- Dole Fresh Fruit Co. is partnering with startup Boragen to develop a treatment to protect against black Sigatoka, one of the most prominent and harmful diseases for bananas, according to a release.
- The disease, which is also known as black leaf streak, is caused by a fungal pathogen called Mycosphaerella fijiensis. If the disease is left untreated, an entire plantation can reportedly be destroyed in just a couple weeks.
- Boragen uses a boron-based discovery platform to develop compounds with fungicidal capabilities to protect fruit against the disease, according to the release. Boron is a naturally occurring chemical element in the environment and an essential micronutrient for plants.
Bananas are a staple food across many countries as well as an important crop financially. More than 100 billion bananas are consumed in the world annually, according to estimates, and Americans eat an average of 27 pounds of bananas per person each year. But in recent years, diseases have led to substantial production losses.
Black Sigatoka can cause yield depletion of more than 50% and premature ripening, which can be catastrophic for exporting, according to a report from The American Phytopathological Society. Currently, black Sigatoka is controlled with repeated applications of fungicides and other practices, like the removal of affected leaves, at export plantations. These can be pricey and time consuming for producers, so a new treatment would be welcome.
Boron has been used by the pharmaceutical industry for eye care products, and Boragen believes there is potential in the agriculture sector. Boragen’s goal is to provide tools to help farmers combat pesticide resistance issues while also decreasing pesticides. It has partnered with several universities this year to expand its research.
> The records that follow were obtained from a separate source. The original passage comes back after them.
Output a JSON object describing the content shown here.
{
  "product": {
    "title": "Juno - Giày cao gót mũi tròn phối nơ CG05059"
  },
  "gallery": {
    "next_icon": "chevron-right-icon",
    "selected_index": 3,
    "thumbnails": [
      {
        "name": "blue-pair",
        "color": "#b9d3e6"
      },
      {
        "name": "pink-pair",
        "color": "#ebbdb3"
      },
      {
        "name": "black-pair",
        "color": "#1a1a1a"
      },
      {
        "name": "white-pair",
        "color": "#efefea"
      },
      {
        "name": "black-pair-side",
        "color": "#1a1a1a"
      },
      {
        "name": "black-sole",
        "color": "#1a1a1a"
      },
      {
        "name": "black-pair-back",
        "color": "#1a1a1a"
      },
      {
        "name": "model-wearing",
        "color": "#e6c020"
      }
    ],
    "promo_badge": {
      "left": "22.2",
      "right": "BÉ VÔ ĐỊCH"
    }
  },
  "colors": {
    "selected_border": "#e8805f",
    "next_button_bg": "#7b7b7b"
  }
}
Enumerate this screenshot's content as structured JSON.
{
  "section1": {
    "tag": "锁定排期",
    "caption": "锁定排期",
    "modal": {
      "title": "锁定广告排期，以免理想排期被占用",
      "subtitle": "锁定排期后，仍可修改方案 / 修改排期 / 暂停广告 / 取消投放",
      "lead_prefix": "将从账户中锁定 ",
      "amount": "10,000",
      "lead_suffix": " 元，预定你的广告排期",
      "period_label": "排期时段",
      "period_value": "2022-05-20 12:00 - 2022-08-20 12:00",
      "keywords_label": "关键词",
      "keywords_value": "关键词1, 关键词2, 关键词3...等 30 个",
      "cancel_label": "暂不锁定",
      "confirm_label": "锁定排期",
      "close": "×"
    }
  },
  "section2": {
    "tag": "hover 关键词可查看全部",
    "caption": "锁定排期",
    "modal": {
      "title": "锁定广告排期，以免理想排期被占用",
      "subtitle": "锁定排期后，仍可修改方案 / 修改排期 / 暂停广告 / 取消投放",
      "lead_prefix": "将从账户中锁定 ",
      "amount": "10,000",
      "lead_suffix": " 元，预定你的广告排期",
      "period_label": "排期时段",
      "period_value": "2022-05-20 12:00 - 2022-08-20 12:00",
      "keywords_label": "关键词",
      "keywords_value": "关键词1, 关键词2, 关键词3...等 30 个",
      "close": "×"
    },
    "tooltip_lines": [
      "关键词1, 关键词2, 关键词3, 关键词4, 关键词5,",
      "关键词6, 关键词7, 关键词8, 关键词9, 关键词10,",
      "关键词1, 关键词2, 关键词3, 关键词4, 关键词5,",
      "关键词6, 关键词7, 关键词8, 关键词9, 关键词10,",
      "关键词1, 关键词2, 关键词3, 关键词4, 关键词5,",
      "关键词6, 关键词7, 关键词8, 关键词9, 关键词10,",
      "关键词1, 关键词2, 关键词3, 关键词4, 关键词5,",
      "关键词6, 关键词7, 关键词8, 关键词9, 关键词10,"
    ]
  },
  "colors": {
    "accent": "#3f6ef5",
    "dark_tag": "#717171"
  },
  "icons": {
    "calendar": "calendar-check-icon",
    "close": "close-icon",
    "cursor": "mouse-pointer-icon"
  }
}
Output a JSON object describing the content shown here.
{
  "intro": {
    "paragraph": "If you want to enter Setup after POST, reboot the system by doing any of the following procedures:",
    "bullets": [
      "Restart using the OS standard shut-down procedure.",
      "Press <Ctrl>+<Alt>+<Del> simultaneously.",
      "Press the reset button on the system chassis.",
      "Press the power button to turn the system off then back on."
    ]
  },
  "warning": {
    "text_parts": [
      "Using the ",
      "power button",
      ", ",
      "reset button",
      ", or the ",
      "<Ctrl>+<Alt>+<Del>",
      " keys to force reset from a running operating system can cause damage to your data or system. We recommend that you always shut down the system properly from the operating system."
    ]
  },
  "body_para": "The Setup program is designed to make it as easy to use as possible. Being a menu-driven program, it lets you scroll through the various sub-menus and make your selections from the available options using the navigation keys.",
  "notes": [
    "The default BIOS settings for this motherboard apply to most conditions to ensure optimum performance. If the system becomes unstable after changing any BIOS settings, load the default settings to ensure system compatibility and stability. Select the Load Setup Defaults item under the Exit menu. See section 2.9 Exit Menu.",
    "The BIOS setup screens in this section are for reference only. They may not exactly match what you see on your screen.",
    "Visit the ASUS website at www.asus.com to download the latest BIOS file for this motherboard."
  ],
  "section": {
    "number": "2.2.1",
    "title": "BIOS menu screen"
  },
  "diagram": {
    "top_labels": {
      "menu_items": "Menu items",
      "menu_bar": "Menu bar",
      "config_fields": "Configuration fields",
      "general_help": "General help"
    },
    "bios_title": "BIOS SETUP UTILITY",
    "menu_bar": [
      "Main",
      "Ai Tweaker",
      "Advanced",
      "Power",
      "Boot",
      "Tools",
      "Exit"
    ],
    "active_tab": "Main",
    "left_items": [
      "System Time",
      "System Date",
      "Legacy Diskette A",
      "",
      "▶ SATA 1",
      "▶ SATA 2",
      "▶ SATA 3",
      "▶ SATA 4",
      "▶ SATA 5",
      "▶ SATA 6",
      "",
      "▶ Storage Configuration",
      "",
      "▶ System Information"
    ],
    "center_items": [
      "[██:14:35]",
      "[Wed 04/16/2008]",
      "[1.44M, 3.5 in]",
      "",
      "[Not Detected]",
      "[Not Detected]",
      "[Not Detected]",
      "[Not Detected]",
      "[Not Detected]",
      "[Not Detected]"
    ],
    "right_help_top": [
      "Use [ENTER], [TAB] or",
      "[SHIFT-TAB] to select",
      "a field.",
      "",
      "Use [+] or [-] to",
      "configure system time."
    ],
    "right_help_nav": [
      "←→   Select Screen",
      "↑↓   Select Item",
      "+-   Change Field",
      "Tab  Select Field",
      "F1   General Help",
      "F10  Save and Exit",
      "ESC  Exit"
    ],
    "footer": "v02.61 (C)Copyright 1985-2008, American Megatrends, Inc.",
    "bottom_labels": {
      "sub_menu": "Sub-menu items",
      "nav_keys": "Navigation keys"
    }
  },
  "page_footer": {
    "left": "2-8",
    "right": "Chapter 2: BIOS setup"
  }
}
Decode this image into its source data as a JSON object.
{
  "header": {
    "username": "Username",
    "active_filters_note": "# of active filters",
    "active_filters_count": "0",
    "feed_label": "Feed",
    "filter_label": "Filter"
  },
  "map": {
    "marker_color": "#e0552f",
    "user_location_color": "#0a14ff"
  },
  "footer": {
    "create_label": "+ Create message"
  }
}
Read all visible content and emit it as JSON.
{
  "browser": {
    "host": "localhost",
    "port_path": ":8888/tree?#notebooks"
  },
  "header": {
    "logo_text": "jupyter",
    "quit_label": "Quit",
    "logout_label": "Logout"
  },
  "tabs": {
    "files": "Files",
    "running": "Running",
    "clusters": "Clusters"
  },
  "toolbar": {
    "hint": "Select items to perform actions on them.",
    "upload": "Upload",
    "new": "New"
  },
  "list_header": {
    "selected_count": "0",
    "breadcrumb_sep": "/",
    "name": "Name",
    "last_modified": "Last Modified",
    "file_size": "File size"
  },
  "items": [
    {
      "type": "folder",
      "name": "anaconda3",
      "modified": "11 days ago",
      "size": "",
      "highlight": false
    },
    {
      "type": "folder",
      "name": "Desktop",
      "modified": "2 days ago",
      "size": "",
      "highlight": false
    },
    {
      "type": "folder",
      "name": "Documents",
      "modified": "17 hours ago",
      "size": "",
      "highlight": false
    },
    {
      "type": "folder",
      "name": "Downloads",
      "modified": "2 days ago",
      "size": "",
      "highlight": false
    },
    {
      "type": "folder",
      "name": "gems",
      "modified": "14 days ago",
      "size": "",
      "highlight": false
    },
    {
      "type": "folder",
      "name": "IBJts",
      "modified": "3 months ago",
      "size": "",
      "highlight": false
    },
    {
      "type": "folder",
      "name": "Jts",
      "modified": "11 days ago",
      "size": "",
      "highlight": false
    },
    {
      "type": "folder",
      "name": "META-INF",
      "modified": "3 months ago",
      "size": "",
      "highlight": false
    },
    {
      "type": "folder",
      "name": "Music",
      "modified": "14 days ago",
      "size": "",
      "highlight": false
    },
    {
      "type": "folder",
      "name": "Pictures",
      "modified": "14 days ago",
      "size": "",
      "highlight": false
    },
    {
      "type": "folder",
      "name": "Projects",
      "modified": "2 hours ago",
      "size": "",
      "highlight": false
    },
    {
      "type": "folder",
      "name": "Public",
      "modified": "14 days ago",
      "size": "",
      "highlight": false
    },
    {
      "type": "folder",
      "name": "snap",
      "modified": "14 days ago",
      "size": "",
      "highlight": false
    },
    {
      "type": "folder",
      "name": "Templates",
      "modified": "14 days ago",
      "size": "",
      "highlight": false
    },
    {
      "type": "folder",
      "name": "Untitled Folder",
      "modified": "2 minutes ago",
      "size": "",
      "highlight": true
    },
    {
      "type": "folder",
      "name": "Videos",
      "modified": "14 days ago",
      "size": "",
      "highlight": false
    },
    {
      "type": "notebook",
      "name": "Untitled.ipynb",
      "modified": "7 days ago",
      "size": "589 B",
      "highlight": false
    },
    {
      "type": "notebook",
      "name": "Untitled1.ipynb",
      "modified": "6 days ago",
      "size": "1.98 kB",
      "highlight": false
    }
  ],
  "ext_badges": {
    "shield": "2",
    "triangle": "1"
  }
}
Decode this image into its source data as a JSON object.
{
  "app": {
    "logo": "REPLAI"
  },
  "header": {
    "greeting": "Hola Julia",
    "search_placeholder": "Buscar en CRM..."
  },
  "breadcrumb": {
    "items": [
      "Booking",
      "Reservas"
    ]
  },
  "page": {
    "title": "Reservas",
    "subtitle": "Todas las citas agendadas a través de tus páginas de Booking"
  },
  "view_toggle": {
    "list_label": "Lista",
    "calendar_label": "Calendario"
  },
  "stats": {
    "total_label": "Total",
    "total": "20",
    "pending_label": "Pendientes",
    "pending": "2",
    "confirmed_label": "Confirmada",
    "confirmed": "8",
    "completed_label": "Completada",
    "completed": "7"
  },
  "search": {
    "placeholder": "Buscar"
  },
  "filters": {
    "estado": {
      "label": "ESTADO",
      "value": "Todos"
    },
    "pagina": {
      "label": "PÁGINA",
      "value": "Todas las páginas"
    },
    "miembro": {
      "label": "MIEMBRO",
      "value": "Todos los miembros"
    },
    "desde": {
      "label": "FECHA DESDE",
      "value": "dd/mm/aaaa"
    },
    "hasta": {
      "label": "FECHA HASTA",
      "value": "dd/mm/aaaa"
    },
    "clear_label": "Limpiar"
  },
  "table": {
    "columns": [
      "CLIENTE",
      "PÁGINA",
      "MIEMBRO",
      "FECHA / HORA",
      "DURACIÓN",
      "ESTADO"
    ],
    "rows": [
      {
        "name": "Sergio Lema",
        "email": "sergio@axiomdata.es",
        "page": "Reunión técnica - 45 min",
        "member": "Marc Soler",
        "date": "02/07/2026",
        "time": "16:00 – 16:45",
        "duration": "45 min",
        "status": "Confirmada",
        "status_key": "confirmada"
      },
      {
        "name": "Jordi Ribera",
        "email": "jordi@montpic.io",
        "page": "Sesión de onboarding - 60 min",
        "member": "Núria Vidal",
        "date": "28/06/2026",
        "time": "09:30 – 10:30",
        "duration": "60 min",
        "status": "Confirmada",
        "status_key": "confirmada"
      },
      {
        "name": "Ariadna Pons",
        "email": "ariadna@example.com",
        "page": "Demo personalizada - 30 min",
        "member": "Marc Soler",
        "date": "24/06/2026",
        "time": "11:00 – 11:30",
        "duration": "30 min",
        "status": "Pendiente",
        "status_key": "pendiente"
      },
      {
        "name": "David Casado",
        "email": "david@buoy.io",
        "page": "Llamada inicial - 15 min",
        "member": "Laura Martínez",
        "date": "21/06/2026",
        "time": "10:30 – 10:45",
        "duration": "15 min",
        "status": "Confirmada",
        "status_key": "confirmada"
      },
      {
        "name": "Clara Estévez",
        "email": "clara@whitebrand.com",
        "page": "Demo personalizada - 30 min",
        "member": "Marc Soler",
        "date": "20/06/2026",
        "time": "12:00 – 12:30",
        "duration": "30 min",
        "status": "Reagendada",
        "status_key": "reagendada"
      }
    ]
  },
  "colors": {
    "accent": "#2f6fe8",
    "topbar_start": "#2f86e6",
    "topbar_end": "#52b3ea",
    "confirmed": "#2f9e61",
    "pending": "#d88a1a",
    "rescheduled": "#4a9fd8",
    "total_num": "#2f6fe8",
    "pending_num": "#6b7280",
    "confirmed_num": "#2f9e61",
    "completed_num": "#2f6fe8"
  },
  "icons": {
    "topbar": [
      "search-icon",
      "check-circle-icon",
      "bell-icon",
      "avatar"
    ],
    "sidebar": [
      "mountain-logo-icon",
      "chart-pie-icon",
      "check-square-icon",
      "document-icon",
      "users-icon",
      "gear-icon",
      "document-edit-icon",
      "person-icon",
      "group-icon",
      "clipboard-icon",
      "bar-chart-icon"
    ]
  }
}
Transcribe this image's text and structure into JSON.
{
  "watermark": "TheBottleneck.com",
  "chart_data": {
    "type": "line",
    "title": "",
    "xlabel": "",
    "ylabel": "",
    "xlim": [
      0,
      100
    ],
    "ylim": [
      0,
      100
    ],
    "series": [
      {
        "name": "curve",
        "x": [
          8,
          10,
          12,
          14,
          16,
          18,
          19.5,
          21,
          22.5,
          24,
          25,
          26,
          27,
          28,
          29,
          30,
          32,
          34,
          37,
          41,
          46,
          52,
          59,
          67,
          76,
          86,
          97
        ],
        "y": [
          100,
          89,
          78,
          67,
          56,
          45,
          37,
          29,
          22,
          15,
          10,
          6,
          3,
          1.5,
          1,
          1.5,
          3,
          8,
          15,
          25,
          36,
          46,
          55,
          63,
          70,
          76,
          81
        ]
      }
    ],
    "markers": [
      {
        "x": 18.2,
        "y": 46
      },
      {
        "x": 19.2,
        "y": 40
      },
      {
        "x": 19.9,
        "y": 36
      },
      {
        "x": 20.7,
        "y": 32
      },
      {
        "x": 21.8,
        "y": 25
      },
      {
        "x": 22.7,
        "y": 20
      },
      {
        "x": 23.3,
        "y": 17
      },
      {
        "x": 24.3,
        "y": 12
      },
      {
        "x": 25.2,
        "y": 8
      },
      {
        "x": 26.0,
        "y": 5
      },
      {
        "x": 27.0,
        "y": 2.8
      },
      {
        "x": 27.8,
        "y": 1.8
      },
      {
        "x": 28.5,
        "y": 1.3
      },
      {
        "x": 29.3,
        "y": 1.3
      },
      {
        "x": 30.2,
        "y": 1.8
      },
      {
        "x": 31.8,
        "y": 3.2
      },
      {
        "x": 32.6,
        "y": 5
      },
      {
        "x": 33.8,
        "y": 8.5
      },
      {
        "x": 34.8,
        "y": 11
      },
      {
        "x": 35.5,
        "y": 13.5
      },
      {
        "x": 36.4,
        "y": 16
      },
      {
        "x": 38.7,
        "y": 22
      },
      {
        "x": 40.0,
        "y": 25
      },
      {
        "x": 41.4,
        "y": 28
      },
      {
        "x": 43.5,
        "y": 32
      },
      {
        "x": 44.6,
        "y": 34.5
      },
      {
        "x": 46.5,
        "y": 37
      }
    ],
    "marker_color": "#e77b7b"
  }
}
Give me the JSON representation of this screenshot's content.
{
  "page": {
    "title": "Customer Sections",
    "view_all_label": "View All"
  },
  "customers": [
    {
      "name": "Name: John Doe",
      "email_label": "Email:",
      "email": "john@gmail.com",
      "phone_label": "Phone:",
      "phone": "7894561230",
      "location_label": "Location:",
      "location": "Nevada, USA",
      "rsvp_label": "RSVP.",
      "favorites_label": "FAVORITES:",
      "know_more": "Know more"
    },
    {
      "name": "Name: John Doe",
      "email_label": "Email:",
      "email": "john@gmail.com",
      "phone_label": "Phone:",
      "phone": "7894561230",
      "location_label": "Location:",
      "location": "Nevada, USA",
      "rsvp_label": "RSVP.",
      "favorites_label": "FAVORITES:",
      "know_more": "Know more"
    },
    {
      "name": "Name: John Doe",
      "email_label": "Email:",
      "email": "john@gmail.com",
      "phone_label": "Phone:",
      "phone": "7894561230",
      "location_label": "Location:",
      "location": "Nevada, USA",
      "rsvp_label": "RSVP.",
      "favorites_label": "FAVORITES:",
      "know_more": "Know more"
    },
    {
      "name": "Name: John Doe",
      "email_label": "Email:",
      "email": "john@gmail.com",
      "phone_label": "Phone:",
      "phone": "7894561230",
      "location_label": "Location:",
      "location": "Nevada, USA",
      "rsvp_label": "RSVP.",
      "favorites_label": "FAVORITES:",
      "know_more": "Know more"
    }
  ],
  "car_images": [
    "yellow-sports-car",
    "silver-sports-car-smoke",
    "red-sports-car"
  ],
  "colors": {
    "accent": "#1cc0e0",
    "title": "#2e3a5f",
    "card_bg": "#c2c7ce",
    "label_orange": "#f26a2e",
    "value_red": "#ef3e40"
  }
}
Dole Fresh Fruit said it is collaborating with Boragen to develop new and effective solutions, which makes sense since it is one of the largest producers of fruit and vegetables.
"As pressure to reduce chemical load increases, and the number available crop protection products reduces, the need for alternatives to control this disease is more important than ever," Patricio Gutiérrez, research and innovation director for Dole Fresh Fruit, said in the release.
Bananas have faced serious losses in recent years and black Sigatoka isn't the only disease threatening the crop. Last year, Colombia declared a national state of emergency because diseases put its bananas, a top export for the country, on the brink of extinction.
In the past, a wide variety of bananas were cultivated, but now about 99% of exported bananas are the Cavendish variety. The previous dominant exported banana, the Gros Michel, was wiped out in the 1950s because of the fungal banana wilt disease, Time reported. Farmers planted Cavendish bananas to make up for the lost crops, but scientists have warned Tropical Race 4 (TR4), another strain of banana wilt disease, could destroy crops again. TR4 is still very dangerous to bananas, and scientists have been working on research to find a solution. Both fungal diseases, black Sigatoka and TR4 are threatening future supply.
Now is an especially vital time to protect the crop from diseases because the pandemic is causing additional trouble for producers. Banana exports from the Philippines could drop as much as 40% this year — from 4 million tons to 2.5 million tons — because coronavirus lockdowns and social distancing measures have slashed cultivation and transport.
Since bananas are a $25 billion global industry, protecting the crop and its financial future will be a priority going forward. Companies like Dole that partner to find solutions could be ahead of the competition if they are successful.